10:45am - 12:15pm
Location:Parallel Session 5
Human rights education in social work – European perspectives
Ingo Stamm1, Alexander Klein2, Nivedita Prasad3, Jeroen Knevel4
1Kokkola University Consortium Chydenius, University of Jyväskylä, Finland; 2Saxion | University of Applied Sciences, The Netherlands; 3Alice Salomon Hochschule Berlin, Germany; 4Utrecht University of Applied Sciences, The Netherlands
Human rights are one of the guiding principles of social work. Social work ethics are based on human rights and social justice. The workshop presenters are long-standing experts in human rights education in social work from different European countries. Despite the fact that human rights are nowadays widely accepted as an ethical basis for social work, a further development of human rights education is still needed. Therefore, the workshop follows an international exchange on the link between social work education and human rights. The aims are to develop a better understanding of different concepts of human rights education in social work teaching and to promote the implementation of human rights in social work curricula in Europe.
The workshop will start with an overview. Each partner will present a short summary. The following questions will structure the presentations: What are the main characteristics of the social work concept of human rights and how is it integrated in the curriculum? What are the most important foundations regarding knowledge and skills and how are they implemented didactically in teaching (trainings, workshops, lectures)? How is this translated for social work practice?
In the second part of the workshop the different perspectives are brought together along a number of guiding questions: Where do differences and similarities lie? What can we learn from each other? What other conclusions can be drawn from the presentation of educational practice concepts on human rights and social work? What impact does the national framework of the study program have?

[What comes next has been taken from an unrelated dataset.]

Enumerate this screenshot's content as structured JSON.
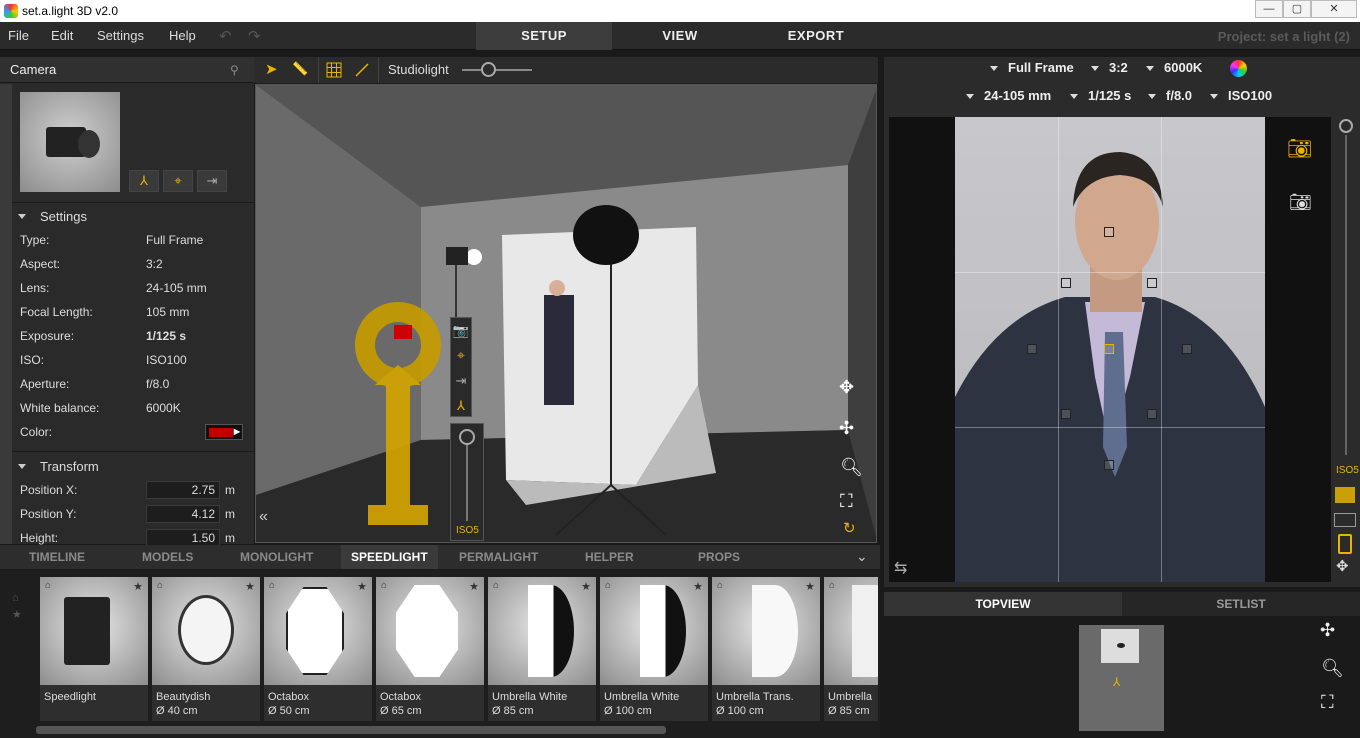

The third part of the workshop will provide space for discussing the presented perspectives with the participants of the workshop: What was inspiring? What is similar with or recognizable from one’s own background? What important concepts, skills or practices were not considered? Finally, the purpose of the workshop is to discuss the benefits of a Special Interest Group on human rights and social work within the EASSW. We want to further explore the potential role of an EASSW-SIG and clarify what such a group could contribute to improving human rights education in social work teaching around Europe?
Integrity as a shared profesional craft
agnes marie verbruggen
university college Ghent, Belgium
Working with people always includes normative aspects, making choices with ethical implications. How can these professionals make decisions and be accountable for these decisions? In this workshop we present and practise a guideline, based on the theory of communicative rationality of J. Habermas, that strenghtens a shared search for these answers with craft brothers en -sisters. Starting by expliciting the moral intuïtion, the guideline provides a frame work to develop a dialogue and structures the communication in it. The guideline integrates practice wisdom and insights of sociological ,legal and ethical theories.
It is used in the curriculum for education of social workers at the University College in Ghent and is proved in supervision in the workfield
It helps to go beyond practical solutions , further than the search of doing work well done, it helps in finding what is the good work here? Good work is never found once for always, but always for once. This means that strenghtening the search of the answer is more powerfull than giving answers.
It is the underlying structure of the lessons professional ethics in our curriculum - University College Ghent, professional bachelor in social work - and in the "existential supervisison ' I give in the field of social work. The feedback is positive: the most common reaction is:
’ I know again why I do this work!’
Teaching and using this multidisciplinary model in the real field opens possibilities for real dialogue and critical thinking. It bonds -again- with the very existential meaning of the work.